Albert Einstein, one of the most eminent scientific intellects in history, distilled a profound truth into a concise adage: “Everything is energy and that’s all there is to it.”
This deceptively simple statement unfolds to reveal a universe where, at its most fundamental level, everything we experience — from the tiniest bits of energy and matter that we can’t even see, to the huge and beautiful arrangement of stars and planets in space, from a quick idea that pops into your head to the big, solid bulk of a mountain is made up of energy.
The ongoing conflict between Russia and Ukraine has ushered in unforeseen challenges, particularly emphasizing the critical nature of energy. With the approach of winter across Europe and other regions—a time when many European nations traditionally rely on the flow of affordable natural gas from Russia—energy considerations have surged to the forefront due to the severing of these vital supply lines.
The stark reality of energy’s pivotal role in our world has never been more evident than in this moment of geopolitical strain, illuminating the urgency for sustainable and secure energy strategies.
Coincidentally as the world grapples with the dynamics of the energy landscape the evolving landscape of digital currencies has kicked in and nations are exploring innovative strategies to dovetail cryptocurrency mining into their energy policies.
Cryptocurrency mining, an energy-intensive process, has typically been a subject of concern. However, with strategic planning, it can be woven into national energy frameworks to support economic growth.
Kenya, endowed with an abundance of renewable energy resources, stands poised to lead the way in harmonising energy surplus with innovative usage. By channeling excess electricity into cryptocurrency mining operations, the nation could capitalise on energy that might otherwise remain untapped. Such an initiative serves dual purposes: it utilises the surplus energy efficiently and establishes a consistent demand that enhances grid management strategies.
During a TV appearance, Kenya Power MD Dr Joseph Siror shed light on KPLC’s current operational stance. A noteworthy point from the discussion highlighted the issue of energy imbalance, a situation where the energy expected to be used doesn’t line up with the actual energy used or produced. This unpredictable energy can lead to technical and financial problems for power distributors and their consumers.

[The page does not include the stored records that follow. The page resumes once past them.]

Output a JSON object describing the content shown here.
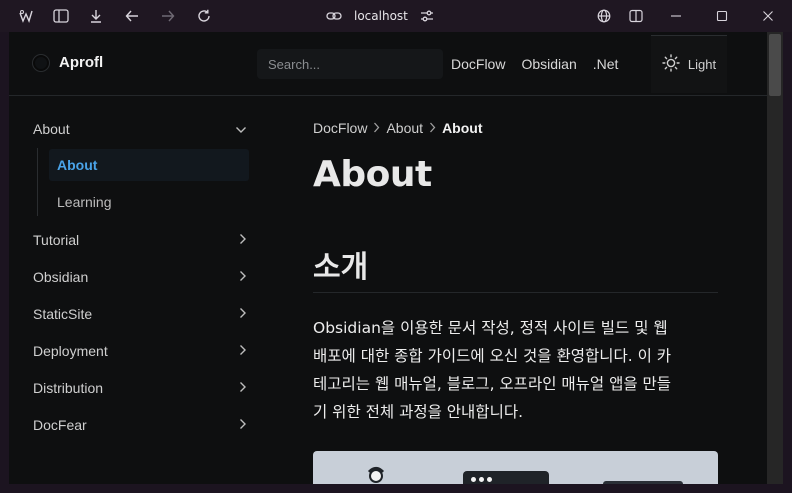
{
  "browser": {
    "address": "localhost"
  },
  "header": {
    "logo_text": "Aprofl",
    "search_placeholder": "Search...",
    "nav": [
      "DocFlow",
      "Obsidian",
      ".Net"
    ],
    "theme_label": "Light"
  },
  "sidebar": {
    "group": {
      "label": "About",
      "expanded": true
    },
    "subitems": [
      {
        "label": "About",
        "active": true
      },
      {
        "label": "Learning",
        "active": false
      }
    ],
    "items": [
      {
        "label": "Tutorial"
      },
      {
        "label": "Obsidian"
      },
      {
        "label": "StaticSite"
      },
      {
        "label": "Deployment"
      },
      {
        "label": "Distribution"
      },
      {
        "label": "DocFear"
      }
    ]
  },
  "content": {
    "breadcrumb": [
      "DocFlow",
      "About",
      "About"
    ],
    "title": "About",
    "section_title": "소개",
    "paragraph_lines": [
      "Obsidian을 이용한 문서 작성, 정적 사이트 빌드 및 웹",
      "배포에 대한 종합 가이드에 오신 것을 환영합니다. 이 카",
      "테고리는 웹 매뉴얼, 블로그, 오프라인 매뉴얼 앱을 만들",
      "기 위한 전체 과정을 안내합니다."
    ]
  },
  "colors": {
    "page_bg": "#0e0f10",
    "accent": "#4aa3e8",
    "active_bg": "#12181e"
  }
}
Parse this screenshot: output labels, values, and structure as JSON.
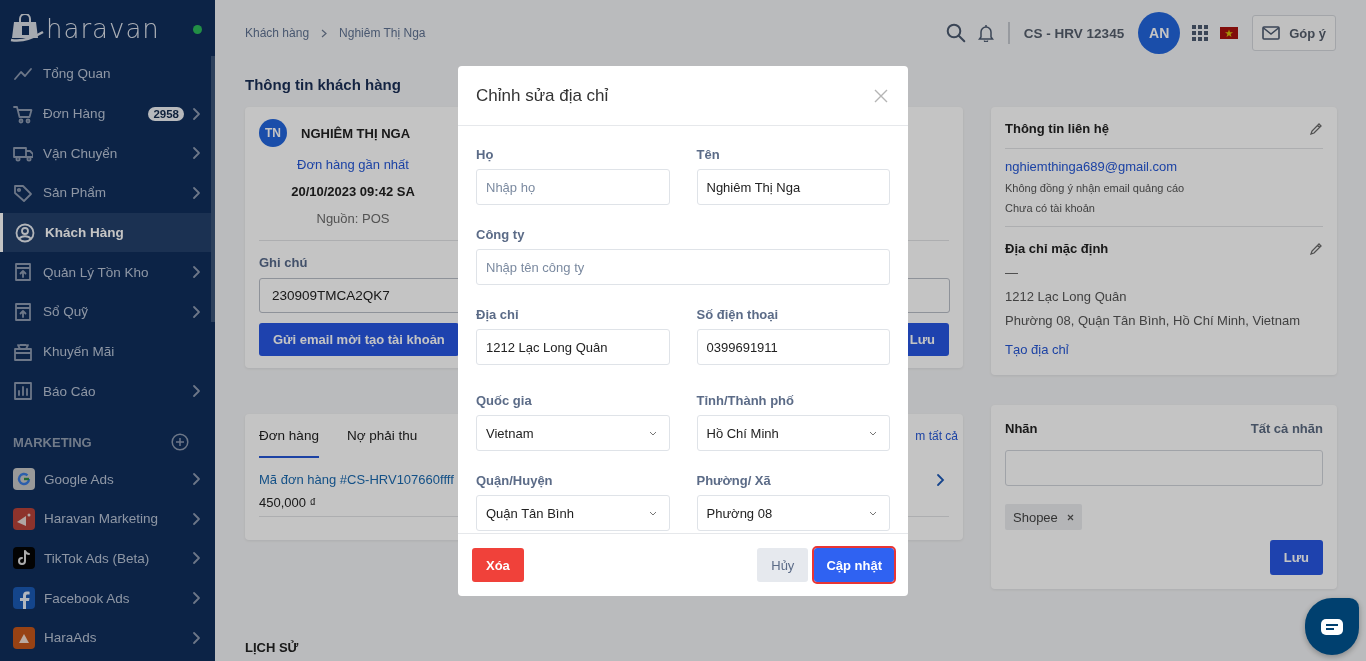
{
  "sidebar": {
    "logo": "haravan",
    "items": [
      {
        "label": "Tổng Quan",
        "expandable": false,
        "selected": false
      },
      {
        "label": "Đơn Hàng",
        "badge": "2958",
        "expandable": true,
        "selected": false
      },
      {
        "label": "Vận Chuyển",
        "expandable": true,
        "selected": false
      },
      {
        "label": "Sản Phẩm",
        "expandable": true,
        "selected": false
      },
      {
        "label": "Khách Hàng",
        "expandable": false,
        "selected": true
      },
      {
        "label": "Quản Lý Tồn Kho",
        "expandable": true,
        "selected": false
      },
      {
        "label": "Sổ Quỹ",
        "expandable": true,
        "selected": false
      },
      {
        "label": "Khuyến Mãi",
        "expandable": false,
        "selected": false
      },
      {
        "label": "Báo Cáo",
        "expandable": true,
        "selected": false
      }
    ],
    "marketing": {
      "title": "MARKETING",
      "items": [
        {
          "label": "Google Ads",
          "expandable": true
        },
        {
          "label": "Haravan Marketing",
          "expandable": true
        },
        {
          "label": "TikTok Ads (Beta)",
          "expandable": true
        },
        {
          "label": "Facebook Ads",
          "expandable": true
        },
        {
          "label": "HaraAds",
          "expandable": true
        }
      ]
    }
  },
  "header": {
    "breadcrumbs": [
      "Khách hàng",
      "Nghiêm Thị Nga"
    ],
    "account": "CS - HRV 12345",
    "avatar": "AN",
    "feedback": "Góp ý"
  },
  "page_title": "Thông tin khách hàng",
  "customer_card": {
    "initials": "TN",
    "name": "NGHIÊM THỊ NGA",
    "recent_order_label": "Đơn hàng gần nhất",
    "recent_order_date": "20/10/2023 09:42 SA",
    "source": "Nguồn: POS",
    "note_label": "Ghi chú",
    "note_value": "230909TMCA2QK7",
    "invite_button": "Gửi email mời tạo tài khoản",
    "save_button": "Lưu"
  },
  "orders_card": {
    "tabs": [
      {
        "label": "Đơn hàng",
        "selected": true
      },
      {
        "label": "Nợ phải thu",
        "selected": false
      }
    ],
    "view_all": "m tất cả",
    "orders": [
      {
        "code": "Mã đơn hàng #CS-HRV107660ffff",
        "amount": "450,000 ₫"
      }
    ]
  },
  "history_title": "LỊCH SỬ",
  "contact_card": {
    "title": "Thông tin liên hệ",
    "email": "nghiemthinga689@gmail.com",
    "notes": [
      "Không đồng ý nhận email quảng cáo",
      "Chưa có tài khoản"
    ],
    "address_title": "Địa chỉ mặc định",
    "address_lines": [
      "—",
      "1212 Lạc Long Quân",
      "Phường 08, Quận Tân Bình, Hồ Chí Minh, Vietnam"
    ],
    "create_address": "Tạo địa chỉ"
  },
  "tags_card": {
    "title": "Nhãn",
    "all_tags": "Tất cả nhãn",
    "tags": [
      "Shopee"
    ],
    "save_button": "Lưu"
  },
  "modal": {
    "title": "Chỉnh sửa địa chỉ",
    "rows": [
      [
        {
          "kind": "text",
          "label": "Họ",
          "placeholder": "Nhập họ"
        },
        {
          "kind": "text",
          "label": "Tên",
          "value": "Nghiêm Thị Nga"
        }
      ],
      [
        {
          "kind": "text",
          "label": "Công ty",
          "placeholder": "Nhập tên công ty"
        }
      ],
      [
        {
          "kind": "text",
          "label": "Địa chỉ",
          "value": "1212 Lạc Long Quân"
        },
        {
          "kind": "text",
          "label": "Số điện thoại",
          "value": "0399691911"
        }
      ],
      [
        {
          "kind": "select",
          "label": "Quốc gia",
          "value": "Vietnam"
        },
        {
          "kind": "select",
          "label": "Tỉnh/Thành phố",
          "value": "Hồ Chí Minh"
        }
      ],
      [
        {
          "kind": "select",
          "label": "Quận/Huyện",
          "value": "Quận Tân Bình"
        },
        {
          "kind": "select",
          "label": "Phường/ Xã",
          "value": "Phường 08"
        }
      ]
    ],
    "delete_button": "Xóa",
    "cancel_button": "Hủy",
    "submit_button": {
      "label": "Cập nhật",
      "focused": true
    }
  }
}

Kenya’s peak power demand stands at approximately 3,000MW, and the country’s ability to meet this demand is often bolstered by renewable sources. However, the variability of renewables means that KPLC sometimes resorts to pricier, thermal-generated electricity to prevent load shedding. Conversely, during periods of low demand, the excess electricity gets wasted.
This situation underscores the potential benefits of integrating non-conventional electricity consumers, like cryptocurrency mining operations, into the energy economy. By doing so, Kenya could not only preserve valuable energy resources but also stabilise and optimise its power supply, setting a precedent for sustainable energy management that could be replicated globally.
The key to successful integration lies in balancing the energy equation. By scheduling mining operations during off-peak hours or using energy from sources that cannot be easily stored or transported, countries can optimise their energy output without compromising the needs of their populations.
For example, nations with significant hydropower potential, like Norway and Canada, are using surplus water flow — which cannot be easily throttled or stored — to generate electricity for mining. This harmonisation of energy production and consumption is a cornerstone of modern energy policies. By monetising excess energy through cryptocurrency mining, countries can inject additional funds into their economies. This model not only subsidizes the cost of energy production but also promotes technological advancement.
To ensure this integration serves national interests without causing environmental harm, robust regulatory frameworks are essential. Policies must be in place to guide the sourcing of energy for mining activities, with a strong preference for renewable sources to mitigate carbon footprints.
The writer is a nuclear scientist and a director at the Kenya Nuclear Regulatory Authority